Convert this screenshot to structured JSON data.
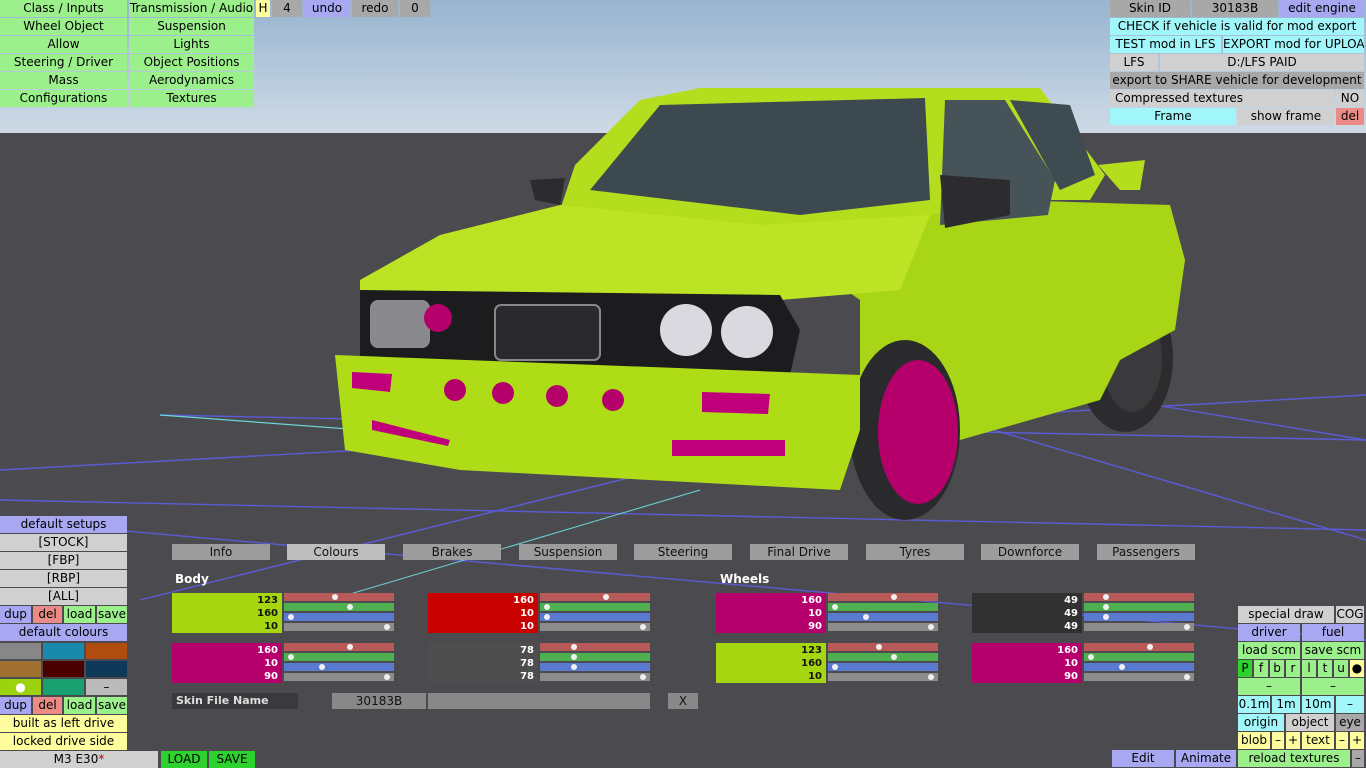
{
  "colors": {
    "body": "#a6d60f",
    "pink": "#b5006c",
    "red": "#c80000",
    "grey": "#4e4e4e",
    "dark": "#313131"
  },
  "top_left": {
    "rows": [
      {
        "left": "Class / Inputs",
        "right": "Transmission / Audio"
      },
      {
        "left": "Wheel Object",
        "right": "Suspension"
      },
      {
        "left": "Allow",
        "right": "Lights"
      },
      {
        "left": "Steering / Driver",
        "right": "Object Positions"
      },
      {
        "left": "Mass",
        "right": "Aerodynamics"
      },
      {
        "left": "Configurations",
        "right": "Textures"
      }
    ],
    "h_label": "H",
    "num": "4",
    "undo": "undo",
    "redo": "redo",
    "zero": "0"
  },
  "top_right": {
    "skin_id_label": "Skin ID",
    "skin_id": "30183B",
    "edit_engine": "edit engine",
    "check": "CHECK if vehicle is valid for mod export",
    "test": "TEST mod in LFS",
    "export": "EXPORT mod for UPLOAD",
    "lfs": "LFS",
    "path": "D:/LFS PAID",
    "share": "export to SHARE vehicle for development",
    "compressed": "Compressed textures",
    "compressed_val": "NO",
    "frame": "Frame",
    "show_frame": "show frame",
    "del": "del"
  },
  "left_panel": {
    "default_setups": "default setups",
    "setups": [
      "[STOCK]",
      "[FBP]",
      "[RBP]",
      "[ALL]"
    ],
    "dup": "dup",
    "del": "del",
    "load": "load",
    "save": "save",
    "default_colours": "default colours",
    "palette": [
      "#878787",
      "#1a8aac",
      "#ae4d0e",
      "#a07030",
      "#4a0000",
      "#103858",
      "#9cd20e",
      "#18a070",
      "#bbbbbb"
    ],
    "dot": "●",
    "dash": "–",
    "built": "built as left drive",
    "locked": "locked drive side",
    "car_name": "M3 E30",
    "asterisk": "*",
    "load_btn": "LOAD",
    "save_btn": "SAVE"
  },
  "tabs": [
    "Info",
    "Colours",
    "Brakes",
    "Suspension",
    "Steering",
    "Final Drive",
    "Tyres",
    "Downforce",
    "Passengers"
  ],
  "colours": {
    "body_label": "Body",
    "wheels_label": "Wheels",
    "swatches": [
      {
        "hex": "#a6d60f",
        "r": "123",
        "g": "160",
        "b": "10"
      },
      {
        "hex": "#c80000",
        "r": "160",
        "g": "10",
        "b": "10"
      },
      {
        "hex": "#b5006c",
        "r": "160",
        "g": "10",
        "b": "90"
      },
      {
        "hex": "#313131",
        "r": "49",
        "g": "49",
        "b": "49"
      },
      {
        "hex": "#b5006c",
        "r": "160",
        "g": "10",
        "b": "90"
      },
      {
        "hex": "#4e4e4e",
        "r": "78",
        "g": "78",
        "b": "78"
      },
      {
        "hex": "#a6d60f",
        "r": "123",
        "g": "160",
        "b": "10"
      },
      {
        "hex": "#b5006c",
        "r": "160",
        "g": "10",
        "b": "90"
      }
    ],
    "skin_file_label": "Skin File Name",
    "skin_file": "30183B",
    "x": "X"
  },
  "bottom_right": {
    "special_draw": "special draw",
    "cog": "COG",
    "driver": "driver",
    "fuel": "fuel",
    "load_scm": "load scm",
    "save_scm": "save scm",
    "flags": [
      "P",
      "f",
      "b",
      "r",
      "l",
      "t",
      "u",
      "●"
    ],
    "dash": "–",
    "d01": "0.1m",
    "d1": "1m",
    "d10": "10m",
    "origin": "origin",
    "object": "object",
    "eye": "eye",
    "blob": "blob",
    "minus": "–",
    "plus": "+",
    "text": "text",
    "reload": "reload textures"
  },
  "bottom": {
    "edit": "Edit",
    "animate": "Animate"
  }
}
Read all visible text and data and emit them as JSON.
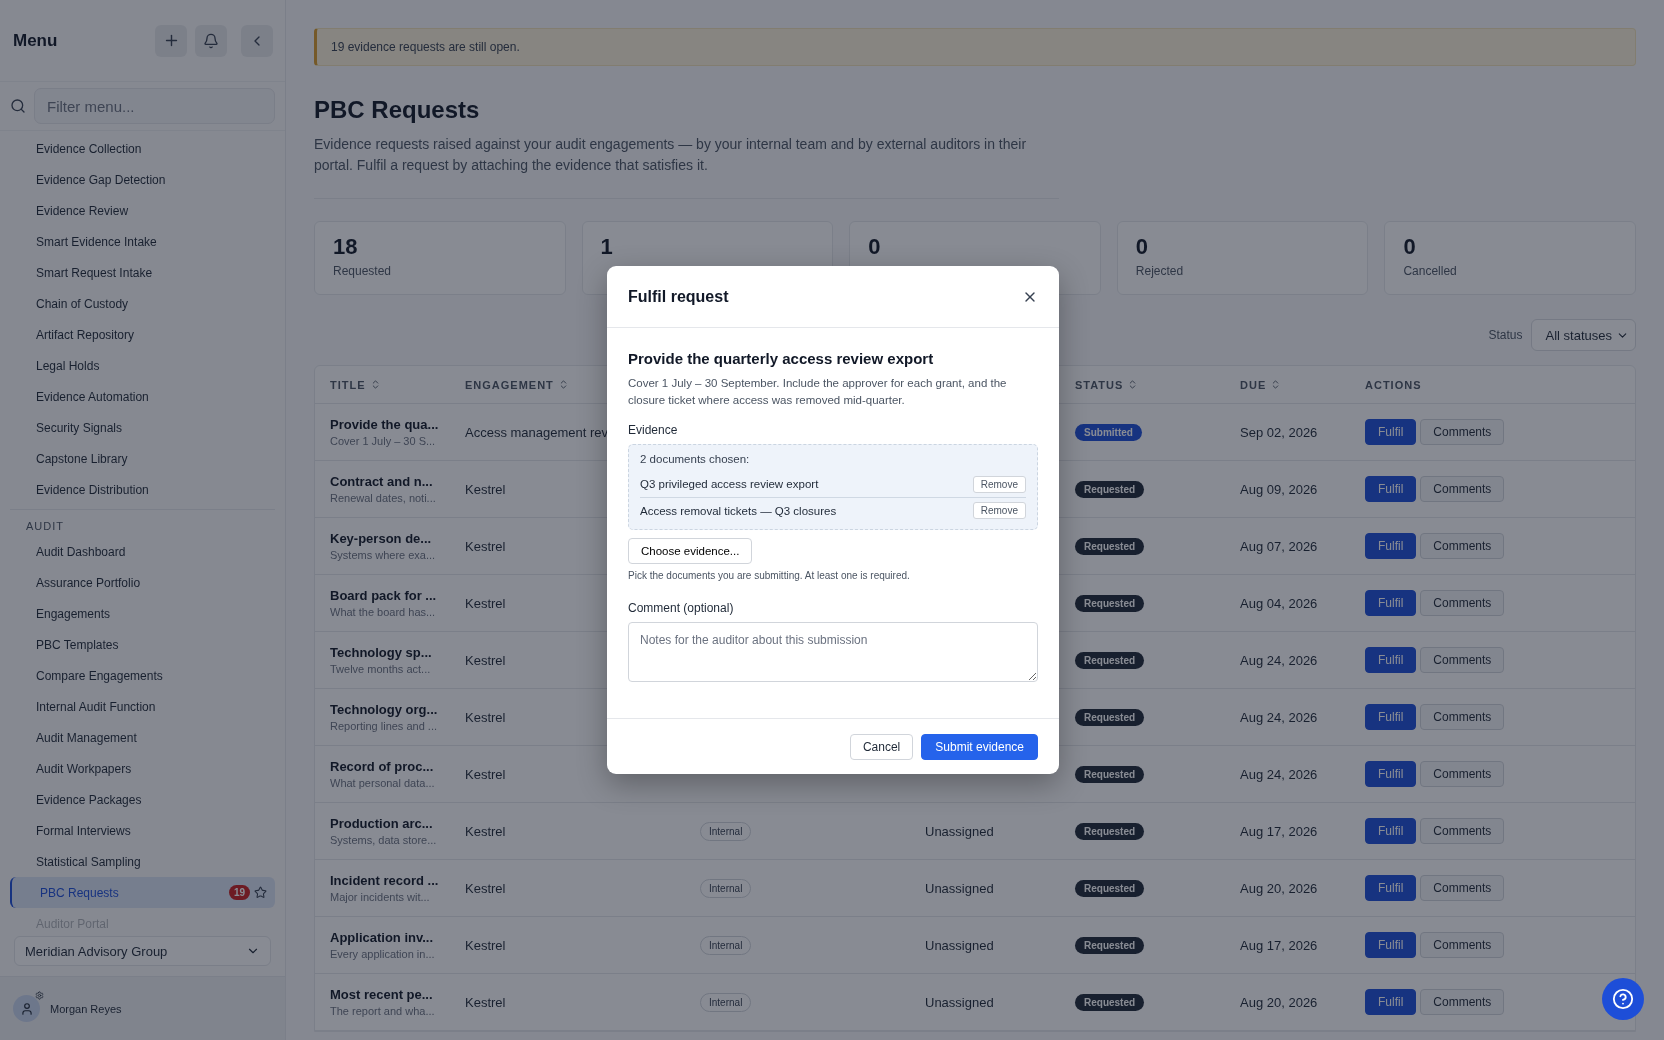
{
  "sidebar": {
    "title": "Menu",
    "filter_placeholder": "Filter menu...",
    "sections": [
      {
        "items": [
          {
            "label": "Evidence Collection",
            "selected": false
          },
          {
            "label": "Evidence Gap Detection",
            "selected": false
          },
          {
            "label": "Evidence Review",
            "selected": false
          },
          {
            "label": "Smart Evidence Intake",
            "selected": false
          },
          {
            "label": "Smart Request Intake",
            "selected": false
          },
          {
            "label": "Chain of Custody",
            "selected": false
          },
          {
            "label": "Artifact Repository",
            "selected": false
          },
          {
            "label": "Legal Holds",
            "selected": false
          },
          {
            "label": "Evidence Automation",
            "selected": false
          },
          {
            "label": "Security Signals",
            "selected": false
          },
          {
            "label": "Capstone Library",
            "selected": false
          },
          {
            "label": "Evidence Distribution",
            "selected": false
          }
        ]
      },
      {
        "heading": "AUDIT",
        "items": [
          {
            "label": "Audit Dashboard",
            "selected": false
          },
          {
            "label": "Assurance Portfolio",
            "selected": false
          },
          {
            "label": "Engagements",
            "selected": false
          },
          {
            "label": "PBC Templates",
            "selected": false
          },
          {
            "label": "Compare Engagements",
            "selected": false
          },
          {
            "label": "Internal Audit Function",
            "selected": false
          },
          {
            "label": "Audit Management",
            "selected": false
          },
          {
            "label": "Audit Workpapers",
            "selected": false
          },
          {
            "label": "Evidence Packages",
            "selected": false
          },
          {
            "label": "Formal Interviews",
            "selected": false
          },
          {
            "label": "Statistical Sampling",
            "selected": false
          },
          {
            "label": "PBC Requests",
            "selected": true,
            "badge": "19",
            "starred": false
          },
          {
            "label": "Auditor Portal",
            "selected": false
          }
        ]
      }
    ],
    "org": "Meridian Advisory Group",
    "user": "Morgan Reyes"
  },
  "banner": "19 evidence requests are still open.",
  "page": {
    "title": "PBC Requests",
    "description": "Evidence requests raised against your audit engagements — by your internal team and by external auditors in their portal. Fulfil a request by attaching the evidence that satisfies it."
  },
  "stats": [
    {
      "value": "18",
      "label": "Requested"
    },
    {
      "value": "1"
    },
    {
      "value": "0"
    },
    {
      "value": "0",
      "label": "Rejected"
    },
    {
      "value": "0",
      "label": "Cancelled"
    }
  ],
  "filter": {
    "label": "Status",
    "value": "All statuses"
  },
  "table": {
    "columns": [
      "TITLE",
      "ENGAGEMENT",
      "STATUS",
      "DUE",
      "ACTIONS"
    ],
    "rows": [
      {
        "title": "Provide the qua...",
        "subtitle": "Cover 1 July – 30 S...",
        "engagement": "Access management rev",
        "status": {
          "label": "Submitted",
          "kind": "submitted"
        },
        "due": "Sep 02, 2026",
        "actions": [
          "Fulfil",
          "Comments"
        ]
      },
      {
        "title": "Contract and n...",
        "subtitle": "Renewal dates, noti...",
        "engagement": "Kestrel",
        "status": {
          "label": "Requested",
          "kind": "requested"
        },
        "due": "Aug 09, 2026",
        "actions": [
          "Fulfil",
          "Comments"
        ]
      },
      {
        "title": "Key-person de...",
        "subtitle": "Systems where exa...",
        "engagement": "Kestrel",
        "status": {
          "label": "Requested",
          "kind": "requested"
        },
        "due": "Aug 07, 2026",
        "actions": [
          "Fulfil",
          "Comments"
        ]
      },
      {
        "title": "Board pack for ...",
        "subtitle": "What the board has...",
        "engagement": "Kestrel",
        "status": {
          "label": "Requested",
          "kind": "requested"
        },
        "due": "Aug 04, 2026",
        "actions": [
          "Fulfil",
          "Comments"
        ]
      },
      {
        "title": "Technology sp...",
        "subtitle": "Twelve months act...",
        "engagement": "Kestrel",
        "status": {
          "label": "Requested",
          "kind": "requested"
        },
        "due": "Aug 24, 2026",
        "actions": [
          "Fulfil",
          "Comments"
        ]
      },
      {
        "title": "Technology org...",
        "subtitle": "Reporting lines and ...",
        "engagement": "Kestrel",
        "status": {
          "label": "Requested",
          "kind": "requested"
        },
        "due": "Aug 24, 2026",
        "actions": [
          "Fulfil",
          "Comments"
        ]
      },
      {
        "title": "Record of proc...",
        "subtitle": "What personal data...",
        "engagement": "Kestrel",
        "status": {
          "label": "Requested",
          "kind": "requested"
        },
        "due": "Aug 24, 2026",
        "actions": [
          "Fulfil",
          "Comments"
        ]
      },
      {
        "title": "Production arc...",
        "subtitle": "Systems, data store...",
        "engagement": "Kestrel",
        "type": "Internal",
        "owner": "Unassigned",
        "status": {
          "label": "Requested",
          "kind": "requested"
        },
        "due": "Aug 17, 2026",
        "actions": [
          "Fulfil",
          "Comments"
        ]
      },
      {
        "title": "Incident record ...",
        "subtitle": "Major incidents wit...",
        "engagement": "Kestrel",
        "type": "Internal",
        "owner": "Unassigned",
        "status": {
          "label": "Requested",
          "kind": "requested"
        },
        "due": "Aug 20, 2026",
        "actions": [
          "Fulfil",
          "Comments"
        ]
      },
      {
        "title": "Application inv...",
        "subtitle": "Every application in...",
        "engagement": "Kestrel",
        "type": "Internal",
        "owner": "Unassigned",
        "status": {
          "label": "Requested",
          "kind": "requested"
        },
        "due": "Aug 17, 2026",
        "actions": [
          "Fulfil",
          "Comments"
        ]
      },
      {
        "title": "Most recent pe...",
        "subtitle": "The report and wha...",
        "engagement": "Kestrel",
        "type": "Internal",
        "owner": "Unassigned",
        "status": {
          "label": "Requested",
          "kind": "requested"
        },
        "due": "Aug 20, 2026",
        "actions": [
          "Fulfil",
          "Comments"
        ]
      }
    ]
  },
  "modal": {
    "title": "Fulfil request",
    "heading": "Provide the quarterly access review export",
    "description": "Cover 1 July – 30 September. Include the approver for each grant, and the closure ticket where access was removed mid-quarter.",
    "evidence_label": "Evidence",
    "chosen_summary": "2 documents chosen:",
    "documents": [
      {
        "name": "Q3 privileged access review export",
        "action": "Remove"
      },
      {
        "name": "Access removal tickets — Q3 closures",
        "action": "Remove"
      }
    ],
    "choose_button": "Choose evidence...",
    "hint": "Pick the documents you are submitting. At least one is required.",
    "comment_label": "Comment (optional)",
    "comment_placeholder": "Notes for the auditor about this submission",
    "buttons": [
      {
        "label": "Cancel",
        "kind": "secondary"
      },
      {
        "label": "Submit evidence",
        "kind": "primary"
      }
    ]
  }
}
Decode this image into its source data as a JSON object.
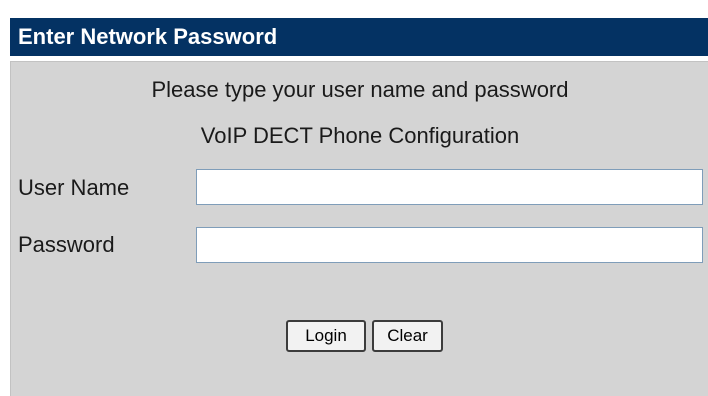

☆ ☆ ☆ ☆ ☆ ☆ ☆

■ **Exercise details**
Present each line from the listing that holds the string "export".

■ **Task output**
    "check": "CHECK if vehicle is valid for mod export",
    "export": "EXPORT mod for UPLOAD",
    "share": "export to SHARE vehicle for development",
    "heading": "Provide the quarterly access review export",
        "name": "Q3 privileged access review export",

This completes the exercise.